#### TRY IT:
Exact reproduction of all the data is needed.

#### MATERIAL TO PROCESS:
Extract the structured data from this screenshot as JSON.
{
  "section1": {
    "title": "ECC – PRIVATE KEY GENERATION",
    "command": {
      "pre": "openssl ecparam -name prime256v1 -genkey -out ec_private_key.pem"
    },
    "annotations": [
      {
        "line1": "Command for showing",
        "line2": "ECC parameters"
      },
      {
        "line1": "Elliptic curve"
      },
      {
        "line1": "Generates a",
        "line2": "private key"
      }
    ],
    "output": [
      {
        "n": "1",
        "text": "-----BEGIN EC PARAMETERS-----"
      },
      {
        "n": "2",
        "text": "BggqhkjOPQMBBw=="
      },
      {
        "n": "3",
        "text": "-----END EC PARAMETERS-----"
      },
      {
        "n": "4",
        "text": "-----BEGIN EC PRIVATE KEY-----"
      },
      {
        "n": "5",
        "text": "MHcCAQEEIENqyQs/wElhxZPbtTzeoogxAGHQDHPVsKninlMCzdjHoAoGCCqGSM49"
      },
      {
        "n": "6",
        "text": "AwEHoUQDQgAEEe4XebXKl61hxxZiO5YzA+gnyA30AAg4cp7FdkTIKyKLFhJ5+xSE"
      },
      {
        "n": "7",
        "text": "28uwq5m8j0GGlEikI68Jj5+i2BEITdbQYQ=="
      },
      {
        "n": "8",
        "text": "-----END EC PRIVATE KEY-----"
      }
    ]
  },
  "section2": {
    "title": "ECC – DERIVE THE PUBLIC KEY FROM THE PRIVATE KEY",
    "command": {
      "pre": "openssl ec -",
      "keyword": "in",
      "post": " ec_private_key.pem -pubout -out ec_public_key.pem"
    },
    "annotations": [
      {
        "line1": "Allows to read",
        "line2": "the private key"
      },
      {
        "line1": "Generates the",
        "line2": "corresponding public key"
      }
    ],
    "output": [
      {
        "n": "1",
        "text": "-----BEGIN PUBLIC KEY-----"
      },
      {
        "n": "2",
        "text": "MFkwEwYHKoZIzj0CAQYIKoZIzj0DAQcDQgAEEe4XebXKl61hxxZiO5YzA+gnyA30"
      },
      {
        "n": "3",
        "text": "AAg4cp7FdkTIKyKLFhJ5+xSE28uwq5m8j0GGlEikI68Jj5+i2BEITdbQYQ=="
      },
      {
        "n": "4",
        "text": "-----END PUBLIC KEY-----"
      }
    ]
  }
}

#### RESULT BELOW:
Extract the structured data from this screenshot as JSON.
{
  "section1": {
    "title": "ECC – PRIVATE KEY GENERATION",
    "command": {
      "pre": "openssl ecparam -name prime256v1 -genkey -out ec_private_key.pem"
    },
    "annotations": [
      {
        "line1": "Command for showing",
        "line2": "ECC parameters"
      },
      {
        "line1": "Elliptic curve"
      },
      {
        "line1": "Generates a",
        "line2": "private key"
      }
    ],
    "output": [
      {
        "n": "1",
        "text": "-----BEGIN EC PARAMETERS-----"
      },
      {
        "n": "2",
        "text": "BggqhkjOPQMBBw=="
      },
      {
        "n": "3",
        "text": "-----END EC PARAMETERS-----"
      },
      {
        "n": "4",
        "text": "-----BEGIN EC PRIVATE KEY-----"
      },
      {
        "n": "5",
        "text": "MHcCAQEEIENqyQs/wElhxZPbtTzeoogxAGHQDHPVsKninlMCzdjHoAoGCCqGSM49"
      },
      {
        "n": "6",
        "text": "AwEHoUQDQgAEEe4XebXKl61hxxZiO5YzA+gnyA30AAg4cp7FdkTIKyKLFhJ5+xSE"
      },
      {
        "n": "7",
        "text": "28uwq5m8j0GGlEikI68Jj5+i2BEITdbQYQ=="
      },
      {
        "n": "8",
        "text": "-----END EC PRIVATE KEY-----"
      }
    ]
  },
  "section2": {
    "title": "ECC – DERIVE THE PUBLIC KEY FROM THE PRIVATE KEY",
    "command": {
      "pre": "openssl ec -",
      "keyword": "in",
      "post": " ec_private_key.pem -pubout -out ec_public_key.pem"
    },
    "annotations": [
      {
        "line1": "Allows to read",
        "line2": "the private key"
      },
      {
        "line1": "Generates the",
        "line2": "corresponding public key"
      }
    ],
    "output": [
      {
        "n": "1",
        "text": "-----BEGIN PUBLIC KEY-----"
      },
      {
        "n": "2",
        "text": "MFkwEwYHKoZIzj0CAQYIKoZIzj0DAQcDQgAEEe4XebXKl61hxxZiO5YzA+gnyA30"
      },
      {
        "n": "3",
        "text": "AAg4cp7FdkTIKyKLFhJ5+xSE28uwq5m8j0GGlEikI68Jj5+i2BEITdbQYQ=="
      },
      {
        "n": "4",
        "text": "-----END PUBLIC KEY-----"
      }
    ]
  }
}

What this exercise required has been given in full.